I looked for it when we walked in, and it was still there: a framed copy of the article I wrote when the Mexican restaurant opened across town.
It wasn’t a particularly good article – not a lot to say about a new restaurant – but I guess any press is good for a new establishment and they’d framed it.
This evening it was a friend and the baby and I and our waiter didn’t understand when I asked for crackers for the baby; she spent the evening twisting around in her seat trying to see the people behind her.
And it was a strange collision of my worlds; the physical reminder of what I used to be, and the loud presence of my daughter to remind me what I am now.
I still notice the wail of fire engines. Every big storm I think about the weather story I am not writing. When I pick up the paper in the afternoon I notice the headlines that would have topped my stories, only I didn’t write them. Sometimes I’m glad (election coverage stinks). Others I’m sorry.

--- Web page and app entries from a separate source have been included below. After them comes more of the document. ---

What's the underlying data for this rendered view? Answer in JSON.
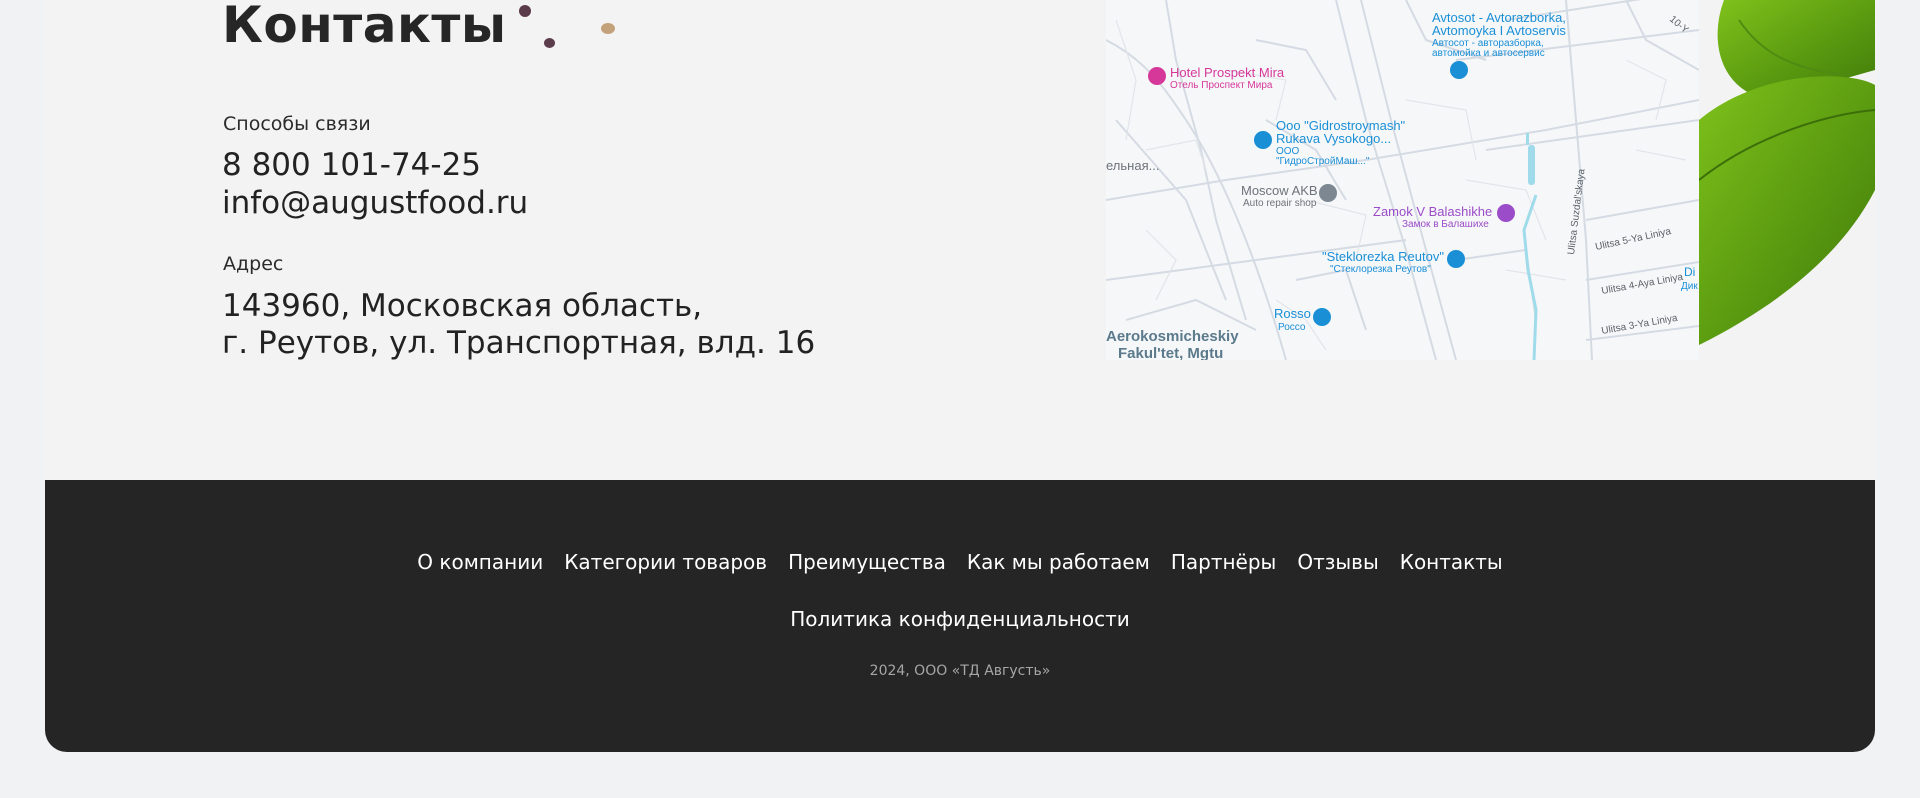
{
  "contacts": {
    "title": "Контакты",
    "contact_label": "Способы связи",
    "phone": "8 800 101-74-25",
    "email": "info@augustfood.ru",
    "address_label": "Адрес",
    "address_line1": "143960, Московская область,",
    "address_line2": "г. Реутов, ул. Транспортная, влд. 16"
  },
  "map": {
    "labels": {
      "avtosot": "Avtosot - Avtorazborka,",
      "avtosot2": "Avtomoyka I Avtoservis",
      "avtosot_ru": "Автосот - авторазборка,",
      "avtosot_ru2": "автомойка и автосервис",
      "hotel": "Hotel Prospekt Mira",
      "hotel_ru": "Отель Проспект Мира",
      "gidro": "Ooo \"Gidrostroymash\"",
      "gidro2": "Rukava Vysokogo...",
      "gidro_ru": "ООО",
      "gidro_ru2": "\"ГидроСтройМаш...\"",
      "street_left": "ельная...",
      "moscow_akb": "Moscow AKB",
      "auto_repair": "Auto repair shop",
      "zamok": "Zamok V Balashikhe",
      "zamok_ru": "Замок в Балашихе",
      "steklo": "\"Steklorezka Reutov\"",
      "steklo_ru": "\"Стеклорезка Реутов\"",
      "rosso": "Rosso",
      "rosso_ru": "Россо",
      "aero1": "Aerokosmicheskiy",
      "aero2": "Fakul'tet, Mgtu",
      "suzdal": "Ulitsa Suzdal'skaya",
      "liniya5": "Ulitsa 5-Ya Liniya",
      "liniya4": "Ulitsa 4-Aya Liniya",
      "liniya3": "Ulitsa 3-Ya Liniya",
      "di1": "Di",
      "di2": "Дик",
      "top_right": "10-Y"
    },
    "colors": {
      "road": "#d5dbe3",
      "water": "#9fdbea",
      "blue_poi": "#1a8fd6",
      "pink_poi": "#d6389a",
      "purple_poi": "#9b4cc8",
      "gray_poi": "#7c8792"
    }
  },
  "footer": {
    "nav": [
      "О компании",
      "Категории товаров",
      "Преимущества",
      "Как мы работаем",
      "Партнёры",
      "Отзывы",
      "Контакты"
    ],
    "policy": "Политика конфиденциальности",
    "copyright": "2024, ООО «ТД Августь»"
  },
  "colors": {
    "page_bg": "#f1f2f4",
    "card_bg": "#f3f3f4",
    "footer_bg": "#252525",
    "text": "#232323",
    "muted": "#a6a6a6"
  }
}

And I still notice signs of stories that ought to be written, walking through town with the stroller and the dog and a pack of graham crackers for the inevitable “nack, nack” refrain she’ll pick up about a block into our walk.

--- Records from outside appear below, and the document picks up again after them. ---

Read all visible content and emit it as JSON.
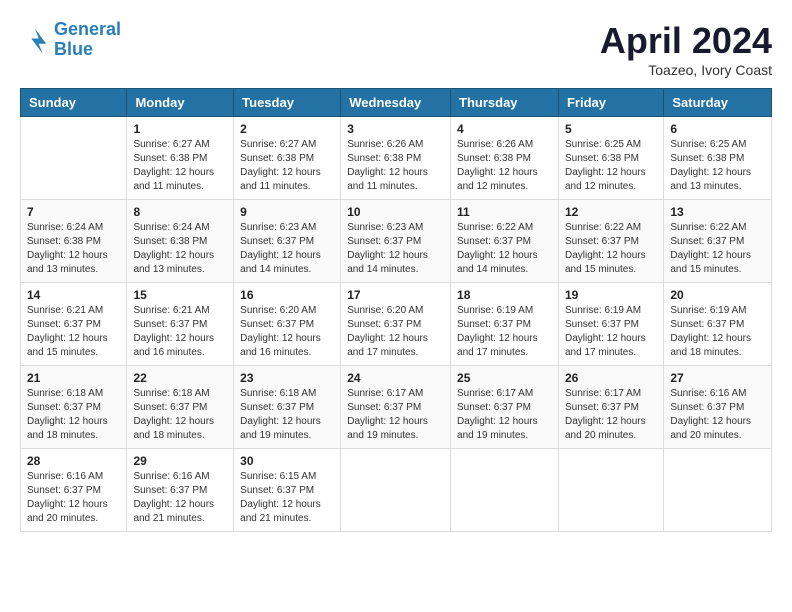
{
  "header": {
    "logo_line1": "General",
    "logo_line2": "Blue",
    "month": "April 2024",
    "location": "Toazeo, Ivory Coast"
  },
  "days_of_week": [
    "Sunday",
    "Monday",
    "Tuesday",
    "Wednesday",
    "Thursday",
    "Friday",
    "Saturday"
  ],
  "weeks": [
    [
      {
        "day": "",
        "info": ""
      },
      {
        "day": "1",
        "info": "Sunrise: 6:27 AM\nSunset: 6:38 PM\nDaylight: 12 hours\nand 11 minutes."
      },
      {
        "day": "2",
        "info": "Sunrise: 6:27 AM\nSunset: 6:38 PM\nDaylight: 12 hours\nand 11 minutes."
      },
      {
        "day": "3",
        "info": "Sunrise: 6:26 AM\nSunset: 6:38 PM\nDaylight: 12 hours\nand 11 minutes."
      },
      {
        "day": "4",
        "info": "Sunrise: 6:26 AM\nSunset: 6:38 PM\nDaylight: 12 hours\nand 12 minutes."
      },
      {
        "day": "5",
        "info": "Sunrise: 6:25 AM\nSunset: 6:38 PM\nDaylight: 12 hours\nand 12 minutes."
      },
      {
        "day": "6",
        "info": "Sunrise: 6:25 AM\nSunset: 6:38 PM\nDaylight: 12 hours\nand 13 minutes."
      }
    ],
    [
      {
        "day": "7",
        "info": "Sunrise: 6:24 AM\nSunset: 6:38 PM\nDaylight: 12 hours\nand 13 minutes."
      },
      {
        "day": "8",
        "info": "Sunrise: 6:24 AM\nSunset: 6:38 PM\nDaylight: 12 hours\nand 13 minutes."
      },
      {
        "day": "9",
        "info": "Sunrise: 6:23 AM\nSunset: 6:37 PM\nDaylight: 12 hours\nand 14 minutes."
      },
      {
        "day": "10",
        "info": "Sunrise: 6:23 AM\nSunset: 6:37 PM\nDaylight: 12 hours\nand 14 minutes."
      },
      {
        "day": "11",
        "info": "Sunrise: 6:22 AM\nSunset: 6:37 PM\nDaylight: 12 hours\nand 14 minutes."
      },
      {
        "day": "12",
        "info": "Sunrise: 6:22 AM\nSunset: 6:37 PM\nDaylight: 12 hours\nand 15 minutes."
      },
      {
        "day": "13",
        "info": "Sunrise: 6:22 AM\nSunset: 6:37 PM\nDaylight: 12 hours\nand 15 minutes."
      }
    ],
    [
      {
        "day": "14",
        "info": "Sunrise: 6:21 AM\nSunset: 6:37 PM\nDaylight: 12 hours\nand 15 minutes."
      },
      {
        "day": "15",
        "info": "Sunrise: 6:21 AM\nSunset: 6:37 PM\nDaylight: 12 hours\nand 16 minutes."
      },
      {
        "day": "16",
        "info": "Sunrise: 6:20 AM\nSunset: 6:37 PM\nDaylight: 12 hours\nand 16 minutes."
      },
      {
        "day": "17",
        "info": "Sunrise: 6:20 AM\nSunset: 6:37 PM\nDaylight: 12 hours\nand 17 minutes."
      },
      {
        "day": "18",
        "info": "Sunrise: 6:19 AM\nSunset: 6:37 PM\nDaylight: 12 hours\nand 17 minutes."
      },
      {
        "day": "19",
        "info": "Sunrise: 6:19 AM\nSunset: 6:37 PM\nDaylight: 12 hours\nand 17 minutes."
      },
      {
        "day": "20",
        "info": "Sunrise: 6:19 AM\nSunset: 6:37 PM\nDaylight: 12 hours\nand 18 minutes."
      }
    ],
    [
      {
        "day": "21",
        "info": "Sunrise: 6:18 AM\nSunset: 6:37 PM\nDaylight: 12 hours\nand 18 minutes."
      },
      {
        "day": "22",
        "info": "Sunrise: 6:18 AM\nSunset: 6:37 PM\nDaylight: 12 hours\nand 18 minutes."
      },
      {
        "day": "23",
        "info": "Sunrise: 6:18 AM\nSunset: 6:37 PM\nDaylight: 12 hours\nand 19 minutes."
      },
      {
        "day": "24",
        "info": "Sunrise: 6:17 AM\nSunset: 6:37 PM\nDaylight: 12 hours\nand 19 minutes."
      },
      {
        "day": "25",
        "info": "Sunrise: 6:17 AM\nSunset: 6:37 PM\nDaylight: 12 hours\nand 19 minutes."
      },
      {
        "day": "26",
        "info": "Sunrise: 6:17 AM\nSunset: 6:37 PM\nDaylight: 12 hours\nand 20 minutes."
      },
      {
        "day": "27",
        "info": "Sunrise: 6:16 AM\nSunset: 6:37 PM\nDaylight: 12 hours\nand 20 minutes."
      }
    ],
    [
      {
        "day": "28",
        "info": "Sunrise: 6:16 AM\nSunset: 6:37 PM\nDaylight: 12 hours\nand 20 minutes."
      },
      {
        "day": "29",
        "info": "Sunrise: 6:16 AM\nSunset: 6:37 PM\nDaylight: 12 hours\nand 21 minutes."
      },
      {
        "day": "30",
        "info": "Sunrise: 6:15 AM\nSunset: 6:37 PM\nDaylight: 12 hours\nand 21 minutes."
      },
      {
        "day": "",
        "info": ""
      },
      {
        "day": "",
        "info": ""
      },
      {
        "day": "",
        "info": ""
      },
      {
        "day": "",
        "info": ""
      }
    ]
  ]
}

I’m not a reporter anymore, not in job title anymore. But I’m not sure I’ll every completely stop being one.